Here’s my latest painting for my gallery in Santa Fe, New Mexico, Masterpiece Gallery. The painted image of “Santa Fe Spice” measures 11 inches by 11 inches.

Come watch the Progression Video…..

Thanks for watching!

If you would like to receive an email every time I publish a new post, you may subscribe to my blog. CLICK THIS LINK and scroll to the upper right side of the page. You will see a heading EMAIL SUBSCRIPTIONS. Just click the button “Sign me up!”  It’s easy. Please keep in mind, to move through the blog when you get the posts, just CLICK on the small titles at the top of the page. The right one for the next post or the title on the left side for the previous session.

I appreciate you following my blog and subscribing. Have a wonderful day! With Big Hugs,

ALL SENKARIK IMAGES ARE PROTECTED UNDER INTERNATIONAL COPYRIGHT LAW

© Senkarik 2021

www.senkarik.com

HAPPY 4TH of JULY!

July 4, 2021

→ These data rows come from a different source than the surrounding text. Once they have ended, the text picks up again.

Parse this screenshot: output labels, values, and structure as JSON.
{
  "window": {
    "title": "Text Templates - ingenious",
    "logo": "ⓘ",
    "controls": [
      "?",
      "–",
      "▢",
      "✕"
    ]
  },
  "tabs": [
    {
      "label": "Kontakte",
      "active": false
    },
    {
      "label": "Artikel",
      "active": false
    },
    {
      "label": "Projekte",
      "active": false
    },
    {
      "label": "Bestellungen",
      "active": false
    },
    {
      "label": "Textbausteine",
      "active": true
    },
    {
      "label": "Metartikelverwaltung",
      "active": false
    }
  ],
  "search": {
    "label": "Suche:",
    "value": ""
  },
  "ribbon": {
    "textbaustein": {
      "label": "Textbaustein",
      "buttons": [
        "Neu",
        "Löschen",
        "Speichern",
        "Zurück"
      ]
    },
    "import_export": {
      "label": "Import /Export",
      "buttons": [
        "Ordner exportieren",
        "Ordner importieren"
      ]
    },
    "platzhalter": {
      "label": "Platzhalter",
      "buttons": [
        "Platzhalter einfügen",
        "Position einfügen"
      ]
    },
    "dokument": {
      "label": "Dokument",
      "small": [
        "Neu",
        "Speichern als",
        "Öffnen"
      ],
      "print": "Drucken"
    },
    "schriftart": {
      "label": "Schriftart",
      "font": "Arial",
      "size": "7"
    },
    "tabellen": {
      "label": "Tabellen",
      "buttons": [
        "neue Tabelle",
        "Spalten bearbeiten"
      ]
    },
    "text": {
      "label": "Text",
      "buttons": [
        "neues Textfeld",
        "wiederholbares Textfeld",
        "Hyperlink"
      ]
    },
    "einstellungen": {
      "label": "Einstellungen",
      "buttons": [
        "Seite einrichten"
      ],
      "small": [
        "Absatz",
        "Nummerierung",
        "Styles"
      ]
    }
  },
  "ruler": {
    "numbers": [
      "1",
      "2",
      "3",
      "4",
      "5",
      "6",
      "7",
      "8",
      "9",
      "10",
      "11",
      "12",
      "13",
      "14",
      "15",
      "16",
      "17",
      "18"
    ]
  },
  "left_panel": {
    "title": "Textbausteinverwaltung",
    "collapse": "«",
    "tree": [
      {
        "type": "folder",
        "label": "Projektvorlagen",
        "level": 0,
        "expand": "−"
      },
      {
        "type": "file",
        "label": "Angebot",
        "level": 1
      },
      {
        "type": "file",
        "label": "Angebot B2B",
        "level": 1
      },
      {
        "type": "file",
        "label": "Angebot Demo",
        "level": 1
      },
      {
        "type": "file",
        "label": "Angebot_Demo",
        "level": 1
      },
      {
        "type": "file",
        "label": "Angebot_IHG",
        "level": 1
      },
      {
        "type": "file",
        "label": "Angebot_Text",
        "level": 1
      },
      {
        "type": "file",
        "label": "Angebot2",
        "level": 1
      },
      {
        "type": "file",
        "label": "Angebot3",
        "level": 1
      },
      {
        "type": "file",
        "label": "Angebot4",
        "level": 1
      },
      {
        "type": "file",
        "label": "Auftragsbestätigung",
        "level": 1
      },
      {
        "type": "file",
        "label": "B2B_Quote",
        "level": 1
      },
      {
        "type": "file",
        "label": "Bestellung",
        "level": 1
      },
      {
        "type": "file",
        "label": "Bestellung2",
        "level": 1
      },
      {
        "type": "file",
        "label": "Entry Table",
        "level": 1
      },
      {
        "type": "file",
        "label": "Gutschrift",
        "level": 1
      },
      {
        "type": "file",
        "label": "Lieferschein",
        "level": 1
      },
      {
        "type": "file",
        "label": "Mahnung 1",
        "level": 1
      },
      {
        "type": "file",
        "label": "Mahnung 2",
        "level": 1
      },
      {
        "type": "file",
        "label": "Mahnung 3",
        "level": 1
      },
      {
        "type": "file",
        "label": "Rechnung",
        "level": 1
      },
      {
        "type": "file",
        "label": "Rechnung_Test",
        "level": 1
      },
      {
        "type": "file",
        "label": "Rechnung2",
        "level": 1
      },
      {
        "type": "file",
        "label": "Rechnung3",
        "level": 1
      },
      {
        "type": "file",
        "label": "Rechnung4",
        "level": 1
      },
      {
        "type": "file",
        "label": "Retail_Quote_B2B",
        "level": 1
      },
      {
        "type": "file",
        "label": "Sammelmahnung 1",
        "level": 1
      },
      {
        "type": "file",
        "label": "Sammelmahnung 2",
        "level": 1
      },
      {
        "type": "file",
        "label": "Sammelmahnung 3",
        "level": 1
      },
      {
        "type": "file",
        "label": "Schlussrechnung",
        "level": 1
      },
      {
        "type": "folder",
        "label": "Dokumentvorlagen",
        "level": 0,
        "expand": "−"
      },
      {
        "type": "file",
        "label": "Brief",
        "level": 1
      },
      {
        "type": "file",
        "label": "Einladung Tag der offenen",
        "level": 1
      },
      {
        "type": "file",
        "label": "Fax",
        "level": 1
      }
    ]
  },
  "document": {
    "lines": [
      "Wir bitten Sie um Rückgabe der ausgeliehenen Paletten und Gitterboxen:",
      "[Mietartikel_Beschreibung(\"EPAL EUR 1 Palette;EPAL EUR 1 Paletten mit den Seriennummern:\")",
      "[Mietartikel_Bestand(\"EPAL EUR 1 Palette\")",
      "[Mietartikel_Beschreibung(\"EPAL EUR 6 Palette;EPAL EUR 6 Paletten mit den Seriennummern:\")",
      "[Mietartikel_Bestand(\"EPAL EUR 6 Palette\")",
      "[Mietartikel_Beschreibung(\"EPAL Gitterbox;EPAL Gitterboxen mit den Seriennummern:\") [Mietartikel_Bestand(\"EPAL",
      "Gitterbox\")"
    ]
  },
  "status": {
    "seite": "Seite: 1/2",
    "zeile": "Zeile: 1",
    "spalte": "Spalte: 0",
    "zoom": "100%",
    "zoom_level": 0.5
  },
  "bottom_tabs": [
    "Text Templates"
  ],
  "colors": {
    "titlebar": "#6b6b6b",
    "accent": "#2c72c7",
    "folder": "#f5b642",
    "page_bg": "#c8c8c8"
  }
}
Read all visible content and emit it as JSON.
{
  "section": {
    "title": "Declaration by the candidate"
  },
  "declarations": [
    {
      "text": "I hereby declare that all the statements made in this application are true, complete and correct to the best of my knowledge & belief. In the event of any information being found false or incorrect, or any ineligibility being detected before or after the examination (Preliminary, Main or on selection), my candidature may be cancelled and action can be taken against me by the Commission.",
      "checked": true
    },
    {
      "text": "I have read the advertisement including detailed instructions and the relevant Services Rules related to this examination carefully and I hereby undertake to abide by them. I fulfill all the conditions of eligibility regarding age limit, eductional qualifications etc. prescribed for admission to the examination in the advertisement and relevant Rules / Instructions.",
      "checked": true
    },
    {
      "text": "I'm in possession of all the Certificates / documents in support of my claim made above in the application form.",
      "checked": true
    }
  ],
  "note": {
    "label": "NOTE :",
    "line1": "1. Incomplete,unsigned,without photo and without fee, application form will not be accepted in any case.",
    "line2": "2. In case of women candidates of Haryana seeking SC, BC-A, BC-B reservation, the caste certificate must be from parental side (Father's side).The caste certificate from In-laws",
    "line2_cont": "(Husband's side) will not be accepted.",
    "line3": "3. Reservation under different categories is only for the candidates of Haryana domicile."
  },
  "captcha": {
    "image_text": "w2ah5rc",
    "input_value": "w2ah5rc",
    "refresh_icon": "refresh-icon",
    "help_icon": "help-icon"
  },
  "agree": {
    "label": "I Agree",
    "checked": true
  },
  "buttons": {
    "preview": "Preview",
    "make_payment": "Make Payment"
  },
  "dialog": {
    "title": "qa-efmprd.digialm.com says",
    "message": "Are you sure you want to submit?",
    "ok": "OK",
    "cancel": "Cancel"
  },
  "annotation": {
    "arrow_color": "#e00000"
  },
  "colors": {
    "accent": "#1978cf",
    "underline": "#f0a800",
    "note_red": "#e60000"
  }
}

Today we commemorate the Declaration of Independence of the United States that was announced on July 4, 1776. On that day, the Continental Congress proclaimed that the thirteen American colonies were no longer subject to the monarch of Britain and were now United, Free and Independent States.

I want to share this wonderful podcast about the founding of our Great Country. Retired Air Force Col. Mark Melcher and his wife, Andrea, are friends of mine from church. Pastor Chris recorded this especially for the 4th of July. I believe you’ll really enjoy it!

It’s truly a privilege to live in the United States of America. God Bless our Founding Fathers and all of the Military personnel who protect our Freedom. Thanks to them, their families and the sacrifices they’ve made we can celebrate the 4th of July. Many of us will gather with family and friends to celebrate our FREEDOM, cook out and watch fireworks. So while you are having a good time, please pause to say a prayer for our country, as well as for ALL who serve and protect us. We are very, very blessed. Enjoy your Freedom and have a HAPPY INDEPENDENCE DAY!

BE SAFE and GOD BLESS AMERICA!

ALL SENKARIK IMAGES ARE PROTECTED UNDER INTERNATIONAL COPYRIGHT LAW

© Senkarik 2021

www.senkarik.com